1B.E. Egener is medical director, Foundation for Medical Excellence, Portland, Oregon. D.J. Mason is codirector, Center for Health, Media & Policy, New York, New York. W.J. McDonald is emeritus professor of medicine, Oregon Health Sciences University, Portland, Oregon, and senior vice president, QHC (Quality in Healthcare) Advisory Group, Huntington, New York. S. Okun is vice president for advocacy, policy and patient safety, PatientsLikeMe, Inc., Cambridge, Massachusetts. M.E. Gaines is distinguished clinical professor of law and director, Center for Patient Partnerships, University of Wisconsin Law School, Madison, Wisconsin. D.A. Fleming is professor and chair of medicine and codirector, Center for Health Ethics, University of Missouri School of Medicine, Columbia, Missouri. B.M. Rosof is professor of medicine, Hofstra Northwell School of Medicine, Hempstead, New York, and chief executive officer, QHC (Quality in Healthcare) Advisory Group, Huntington, New York. D. Gullen is codirector, Communication in Healthcare Program, Mayo Clinic in Arizona, Scottsdale, Arizona. M.-L. Andresen is vice president, QHC (Quality in Healthcare) Advisory Group, Huntington, New York.

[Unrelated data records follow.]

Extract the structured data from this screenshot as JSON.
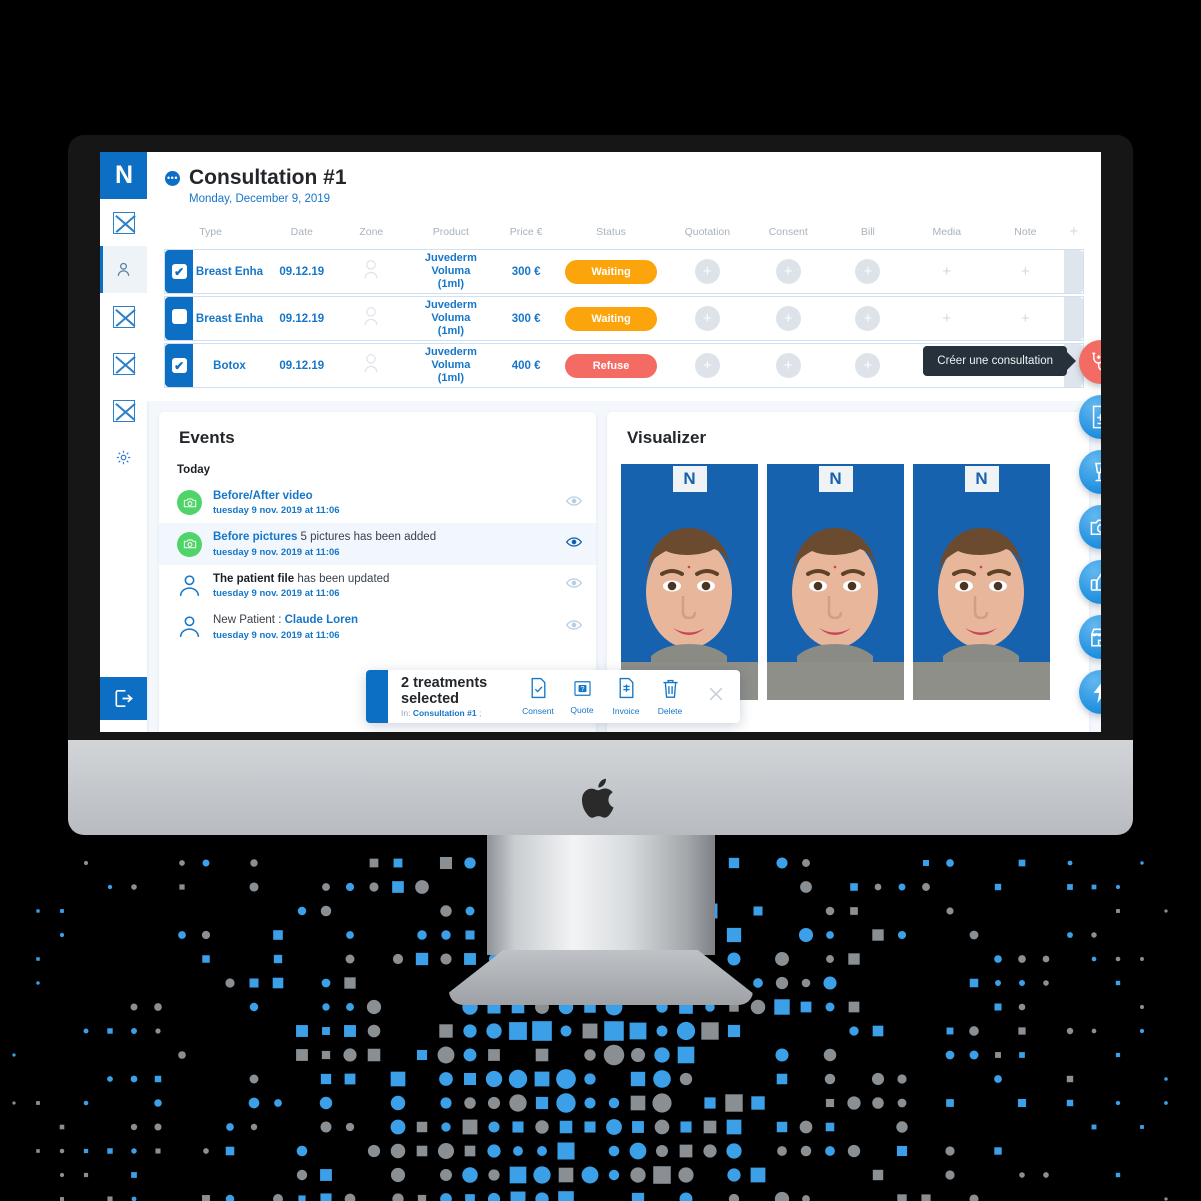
{
  "app": {
    "logo_text": "N",
    "sidebar": {
      "items": [
        {
          "name": "mail-placeholder",
          "icon": "box-x-icon",
          "active": false
        },
        {
          "name": "patients",
          "icon": "user-icon",
          "active": true
        },
        {
          "name": "placeholder-2",
          "icon": "box-x-icon",
          "active": false
        },
        {
          "name": "placeholder-3",
          "icon": "box-x-icon",
          "active": false
        },
        {
          "name": "placeholder-4",
          "icon": "box-x-icon",
          "active": false
        },
        {
          "name": "settings",
          "icon": "gear-icon",
          "active": false
        }
      ],
      "logout_icon": "logout-icon"
    }
  },
  "consultation": {
    "badge_icon": "dots-icon",
    "title": "Consultation #1",
    "date": "Monday, December 9, 2019",
    "columns": [
      "Type",
      "Date",
      "Zone",
      "Product",
      "Price €",
      "Status",
      "Quotation",
      "Consent",
      "Bill",
      "Media",
      "Note"
    ],
    "add_column_icon": "plus-icon",
    "rows": [
      {
        "checked": true,
        "type": "Breast Enha",
        "date": "09.12.19",
        "zone_icon": "head-outline-icon",
        "product": "Juvederm Voluma (1ml)",
        "price": "300 €",
        "status": "Waiting",
        "status_color": "#FBA40B",
        "quotation": "plus-circle-icon",
        "consent": "plus-circle-icon",
        "bill": "plus-circle-icon",
        "media": "plus-icon",
        "note": "plus-icon"
      },
      {
        "checked": false,
        "type": "Breast Enha",
        "date": "09.12.19",
        "zone_icon": "head-outline-icon",
        "product": "Juvederm Voluma (1ml)",
        "price": "300 €",
        "status": "Waiting",
        "status_color": "#FBA40B",
        "quotation": "plus-circle-icon",
        "consent": "plus-circle-icon",
        "bill": "plus-circle-icon",
        "media": "plus-icon",
        "note": "plus-icon"
      },
      {
        "checked": true,
        "type": "Botox",
        "date": "09.12.19",
        "zone_icon": "head-outline-icon",
        "product": "Juvederm Voluma (1ml)",
        "price": "400 €",
        "status": "Refuse",
        "status_color": "#F46B63",
        "quotation": "plus-circle-icon",
        "consent": "plus-circle-icon",
        "bill": "plus-circle-icon",
        "media": "plus-icon",
        "note": "plus-icon"
      }
    ]
  },
  "events": {
    "title": "Events",
    "group_label": "Today",
    "items": [
      {
        "icon": "camera-icon",
        "icon_style": "green",
        "title": "Before/After video",
        "title_style": "blue",
        "rest": "",
        "timestamp": "tuesday 9 nov. 2019 at 11:06",
        "eye_icon": "eye-icon",
        "highlighted": false
      },
      {
        "icon": "camera-icon",
        "icon_style": "green",
        "title": "Before pictures",
        "title_style": "blue",
        "rest": " 5 pictures has been added",
        "timestamp": "tuesday 9 nov. 2019 at 11:06",
        "eye_icon": "eye-icon",
        "highlighted": true
      },
      {
        "icon": "user-icon",
        "icon_style": "outline",
        "title": "The patient file",
        "title_style": "dark",
        "rest": " has been updated",
        "timestamp": "tuesday 9 nov. 2019 at 11:06",
        "eye_icon": "eye-icon",
        "highlighted": false
      },
      {
        "icon": "user-icon",
        "icon_style": "outline",
        "title": "",
        "title_style": "dark",
        "prefix": "New Patient : ",
        "rest": "Claude Loren",
        "timestamp": "tuesday 9 nov. 2019 at 11:06",
        "eye_icon": "eye-icon",
        "highlighted": false
      }
    ]
  },
  "visualizer": {
    "title": "Visualizer",
    "photos": [
      {
        "watermark": "N",
        "alt": "patient-front-view-1"
      },
      {
        "watermark": "N",
        "alt": "patient-front-view-2"
      },
      {
        "watermark": "N",
        "alt": "patient-front-view-3"
      }
    ]
  },
  "fabs": {
    "tooltip": "Créer une consultation",
    "buttons": [
      {
        "name": "create-consultation-fab",
        "icon": "stethoscope-plus-icon",
        "color": "#F26C63"
      },
      {
        "name": "create-document-fab",
        "icon": "document-plus-icon",
        "color": "#1E8FDF"
      },
      {
        "name": "create-injection-fab",
        "icon": "iv-drip-plus-icon",
        "color": "#1E8FDF"
      },
      {
        "name": "add-photo-fab",
        "icon": "camera-icon",
        "color": "#1E8FDF"
      },
      {
        "name": "satisfaction-fab",
        "icon": "thumbs-up-icon",
        "color": "#1E8FDF"
      },
      {
        "name": "store-fab",
        "icon": "store-icon",
        "color": "#1E8FDF"
      },
      {
        "name": "quick-action-fab",
        "icon": "lightning-icon",
        "color": "#1E8FDF"
      }
    ]
  },
  "selection_bar": {
    "heading": "2 treatments selected",
    "sub_prefix": "In: ",
    "sub_link": "Consultation #1",
    "sub_suffix": " ;",
    "actions": [
      {
        "label": "Consent",
        "icon": "document-check-icon"
      },
      {
        "label": "Quote",
        "icon": "quote-icon"
      },
      {
        "label": "Invoice",
        "icon": "invoice-icon"
      },
      {
        "label": "Delete",
        "icon": "trash-icon"
      }
    ],
    "close_icon": "close-icon"
  },
  "colors": {
    "brand_blue": "#0D6FC4",
    "link_blue": "#1676C8",
    "orange": "#FBA40B",
    "red": "#F46B63",
    "green": "#4FD469",
    "dot_blue": "#3BA0E8",
    "dot_gray": "#8A8F94"
  }
}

In 2002, the Physician Charter on Medical Professionalism was published to provide physicians with guidance for decision making in a rapidly changing environment. Feedback from physicians indicated that they were unable to fully live up to the principles in the 2002 charter partly because of their employing or affiliated health care organizations. A multistakeholder group has developed a Charter on Professionalism for Health Care Organizations, which may provide more guidance than charters for individual disciplines, given the current structure of health care delivery systems.This article contains the Charter on Professionalism for Health Care Organizations, as well as the process and rationale for its development. For hospitals and hospital systems to effectively care for patients, maintain a healthy workforce, and improve the health of populations, they must attend to the four domains addressed by the Charter: patient partnerships, organizational culture, community partnerships, and operations and business practices. Impacting the social determinants of health will require collaboration among health care organizations, government, and communities.Transitioning to the model hospital described by the Charter will challenge historical roles and assumptions of both its leadership and staff. While the Charter is aspirational, it also outlines specific institutional behaviors that will benefit both patients and workers. Lastly, this article considers obstacles to implementing the Charter and explores avenues to facilitate its dissemination.This is an open-access article distributed under the terms of the Creative Commons Attribution-Non Commercial-No Derivatives License 4.0 (CCBY-NC-ND), where it is permissible to download and share the work provided it is properly cited. The work cannot be changed in any way or used commercially without permission from the journal.